Published on May 2, 2013
Insider attacks aren’t new. The very first sysadmin probably didn’t go rogue, but it wasn’t very long after him that the first one did. The reason these are among the most problematic attacks are obvious - these are the most trusted users, who, in order to be able to do their jobs, have a level of access and permissions that is much higher than other employees - even higher than the the executives who founded and run the organization. But in the last few years, as hacking has become profitable, political and even a key part of the clandestine intelligence operations of many nations, the temptations and incentives for IT technicians, administrators, engineers and architects to use their skills and permissions to commit fraud, theft and espionage are greater than they have ever been.
And, as responsible information security professionals, we spend a lot of time thinking about how to protect against this unique threat. Obviously, the nominal starting point, the network perimeter, isn’t important in this case - we don’t want to keep these users out, we just want to identify the ones that go bad, and prevent them from doing major harm. Since their job is to make changes to the network, install hardware and software, change configurations and facilitate other employees access to data and resources, it’s going to take a LOT of intelligence to understand the difference between a catastrophe and another day at the office.
But there’s another thing we need to think harder about - exactly who are these insiders? Oh, sure, we know about the IT people, the support techs, the database and application people. But in these days of distributed computing and virtualization, you can have servers running in data centers all over the world, many of which have techs that you’ve never met, never vetted and don’t even know their names. A comprehensive understanding of your organization’s infrastructure is critical, but if we were to be honest, that infrastructure can be so dynamic and fluid that it may be an utterly forlorn hope. And if we find ourselves, once again, addressing security problems AFTER they have occurred, we are still in that traditional reactive mode, cleaning up the mess after the criminals have left and that is only if we actually get to learn about the attacks.
The story of Eric Gunnar Gisse is instructive on this point. Just another mid-level admin at Hostgator, he installed a backdoor process on almost 2800 physical servers, representing an unknown number of web, application and database servers. Using the backdoor he installed a stolen SSH key, allowing him to then gain root access to any of those servers from anywhere in the world. We know about this, because he was caught and arrested, but it gives us an opportunity to ask a very specific question: Would our existing security infrastructure have detected Eric’s rogue activities before they became a problem?

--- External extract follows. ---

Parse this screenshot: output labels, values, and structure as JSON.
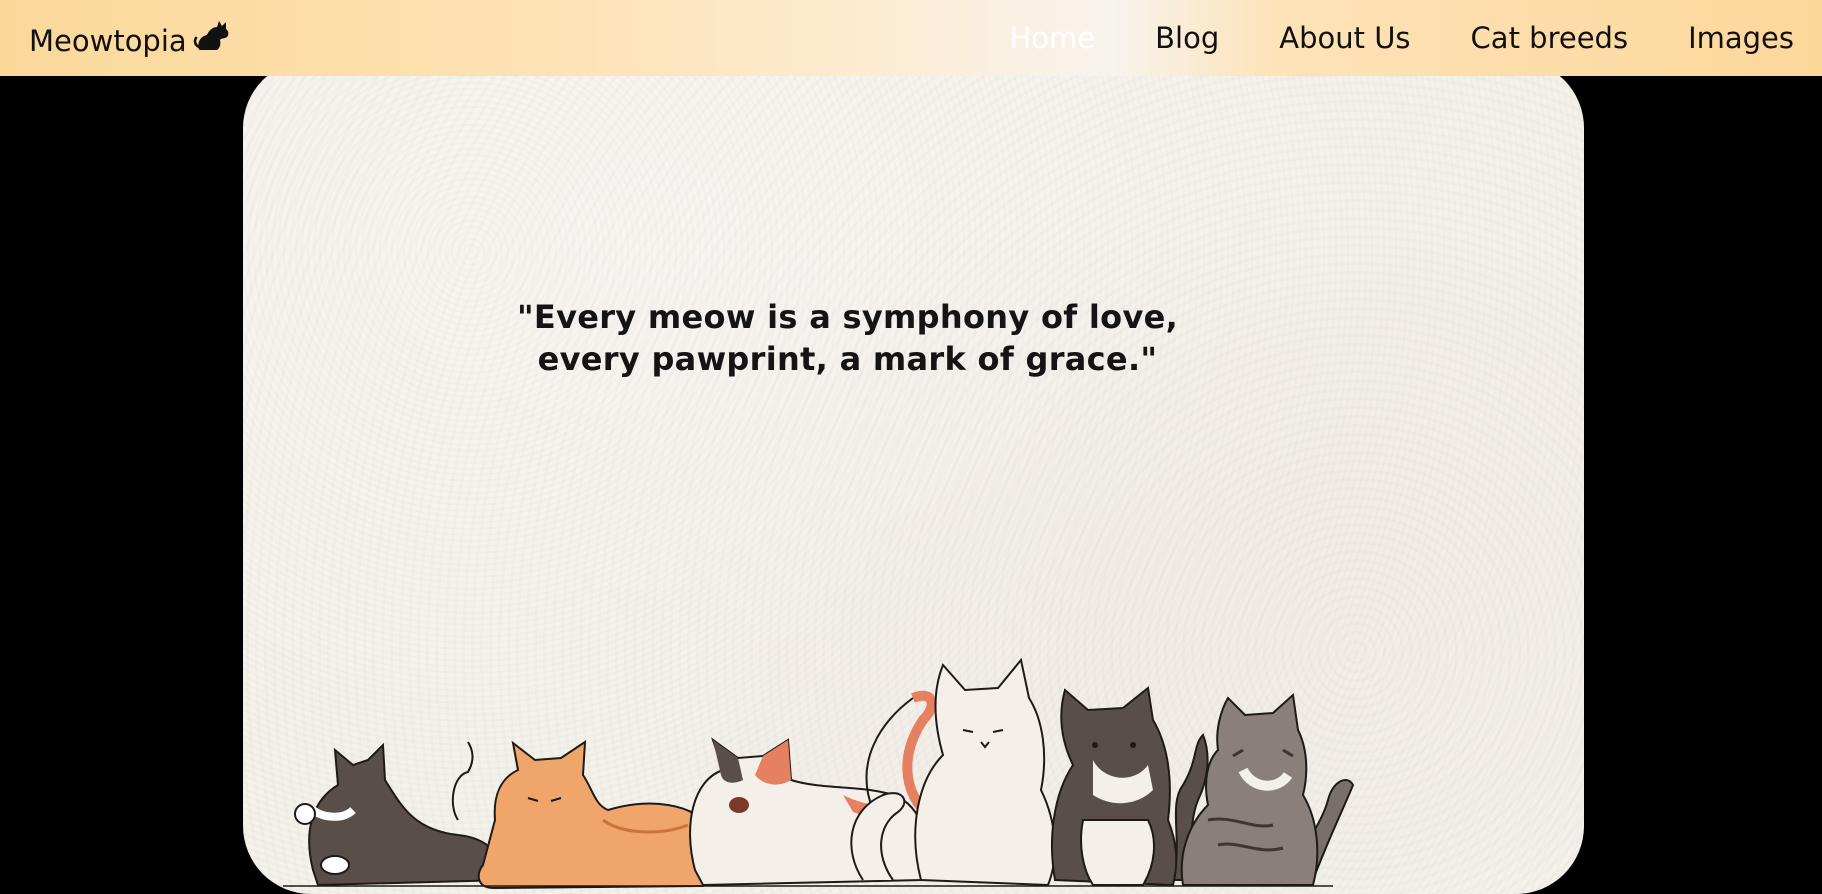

One of the powerful capabilities of the Securonix security intelligence platform is in its ability to provide more accurate and fine-grained behavioral profiles and peer group analyses. If it had been running at Hostgator, for example, the installation of those backdoor processes would have been flagged as a suspicious outlier, and could have been investigated as soon as the activity began. And certainly the use of an unauthorized SSH key would have given away the game immediately. The lesson here is not that insider attacks are hard to detect - we already knew that. The important takeaway is that “insiders” may not actually BE inside, but might be anywhere on the globe. And the question about the sufficiency of our existing security stack needs to be answered with brutal honesty - Organizations must elevate their capabilities to support full actionable security intelligence such as the ones offered by Securonix.